  13. Science 20 May 2005:Vol. 308. no. 5725, pp. 1161 - 1164The Highland Mangabey Lophocebus kipunji: A New Species of African Monkey • Trevor Jones,1* Carolyn L. Ehardt,2 Thomas M. Butynski,3 Tim R. B. Davenport,4 Noah E. Mpunga,4 Sophy J. Machaga,4 Daniela W. De Luca4 A distinct species of mangabey was independently found at two sites 370 kilometers apart in southern Tanzania (Mount Rungwe and Livingstone in the Southern Highlands and Ndundulu in the Udzungwa Mountains). This new species is described here and given the name "highland mangabey" Lophocebus kipunji sp. nov. We place this monkey in Lophocebus, because it possesses noncontrasting black eyelids and is arboreal. L. kipunji is distinguished from other mangabeys by the color of its pelage; long, upright crest; off-white tail and ventrum; and loud call. This find has implications for primate evolution, African biogeography, and forest conservation.

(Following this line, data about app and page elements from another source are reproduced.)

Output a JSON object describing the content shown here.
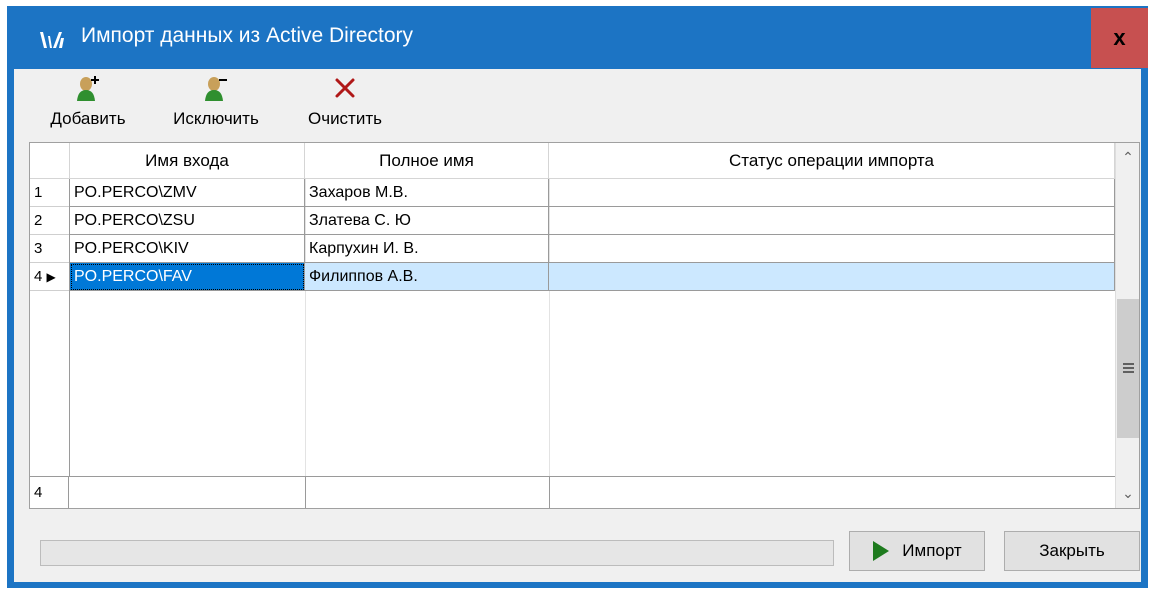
{
  "window": {
    "title": "Импорт данных из Active Directory",
    "close_label": "x"
  },
  "toolbar": {
    "add_label": "Добавить",
    "exclude_label": "Исключить",
    "clear_label": "Очистить"
  },
  "grid": {
    "columns": [
      "Имя входа",
      "Полное имя",
      "Статус операции импорта"
    ],
    "rows": [
      {
        "index": "1",
        "login": "PO.PERCO\\ZMV",
        "fullname": "Захаров М.В.",
        "status": ""
      },
      {
        "index": "2",
        "login": "PO.PERCO\\ZSU",
        "fullname": "Златева С. Ю",
        "status": ""
      },
      {
        "index": "3",
        "login": "PO.PERCO\\KIV",
        "fullname": "Карпухин И. В.",
        "status": ""
      },
      {
        "index": "4",
        "login": "PO.PERCO\\FAV",
        "fullname": "Филиппов А.В.",
        "status": ""
      }
    ],
    "selected_row": 4,
    "footer_count": "4"
  },
  "progress": {
    "value": 0
  },
  "buttons": {
    "import_label": "Импорт",
    "close_label": "Закрыть"
  },
  "colors": {
    "titlebar": "#1c74c4",
    "close": "#c75050",
    "selection": "#cce8ff",
    "focus": "#0078d7",
    "play_icon": "#1e7b1e"
  }
}
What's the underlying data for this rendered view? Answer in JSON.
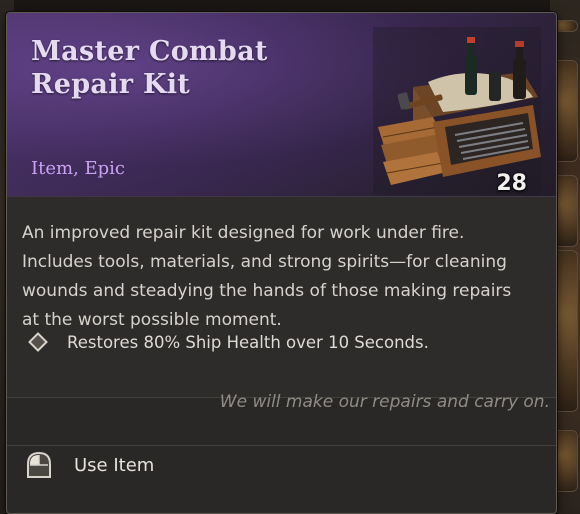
{
  "item": {
    "title": "Master Combat Repair Kit",
    "type": "Item, Epic",
    "count": "28",
    "rarity_color": "#c9a2f2",
    "icon": "repair-kit-crate-icon"
  },
  "description": "An improved repair kit designed for work under fire. Includes tools, materials, and strong spirits—for cleaning wounds and steadying the hands of those making repairs at the worst possible moment.",
  "effects": [
    {
      "icon": "diamond-bullet-icon",
      "text": "Restores 80% Ship Health over 10 Seconds."
    }
  ],
  "flavor_text": "We will make our repairs and carry on.",
  "actions": [
    {
      "icon": "mouse-button-icon",
      "label": "Use Item"
    }
  ]
}
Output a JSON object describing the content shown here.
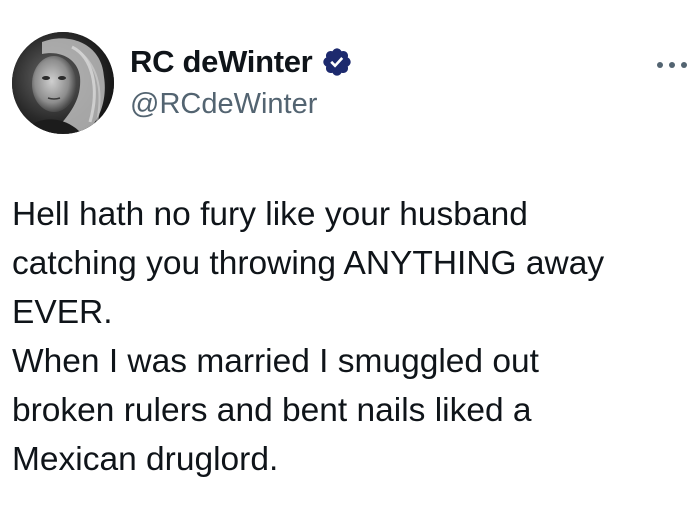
{
  "author": {
    "display_name": "RC deWinter",
    "handle": "@RCdeWinter",
    "avatar_icon": "avatar-photo",
    "verified_icon": "verified-badge-icon",
    "verified_color": "#1d2a6e"
  },
  "menu": {
    "icon": "more-options-icon"
  },
  "tweet": {
    "lines": [
      "Hell hath no fury like your husband",
      "catching you throwing ANYTHING away",
      "EVER.",
      "When I was married I smuggled out",
      "broken rulers and bent nails liked a",
      "Mexican druglord."
    ]
  },
  "colors": {
    "text": "#0f1419",
    "secondary": "#536471",
    "background": "#ffffff"
  }
}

  14. Discovered in 2002, in Namibia

  15. http://archives.cnn.com/2000/NATURE/11/14/new.lemurs/index.htmlhttp://archives.cnn.com/2000/NATURE/11/14/new.lemurs/index.html

  16. New Species are constantly being discovered http://www.msnbc.msn.com/id/21134540/vp/34112078#34112078 - video http://www.msnbc.msn.com/id/34093542/ns/technology_and_science-science/ - web page This Enypniastes, a transparent sea cucumber, creeps forward on its many tentacles at about 2 cm per minute while sweeping detritus-rich sediment into its mouth at 2,750 meters in the northern Gulf of Mexico. Larry Madin / AP

  17. Now the bad news.

  18. Not that humans had anything to do with it. Bison skull pile - 1870

  19. Save the whales!Collect the whole set. Why?

  20. Conus magus –venomous cone snail. H:\public_html\fieldnaturalhistory\fnhimages\l1images\Snailpainkiller.pdf http://grimwade.biochem.unimelb.edu.au/cone/envenom.html http://grimwade.biochem.unimelb.edu.au/cone/fish2.mov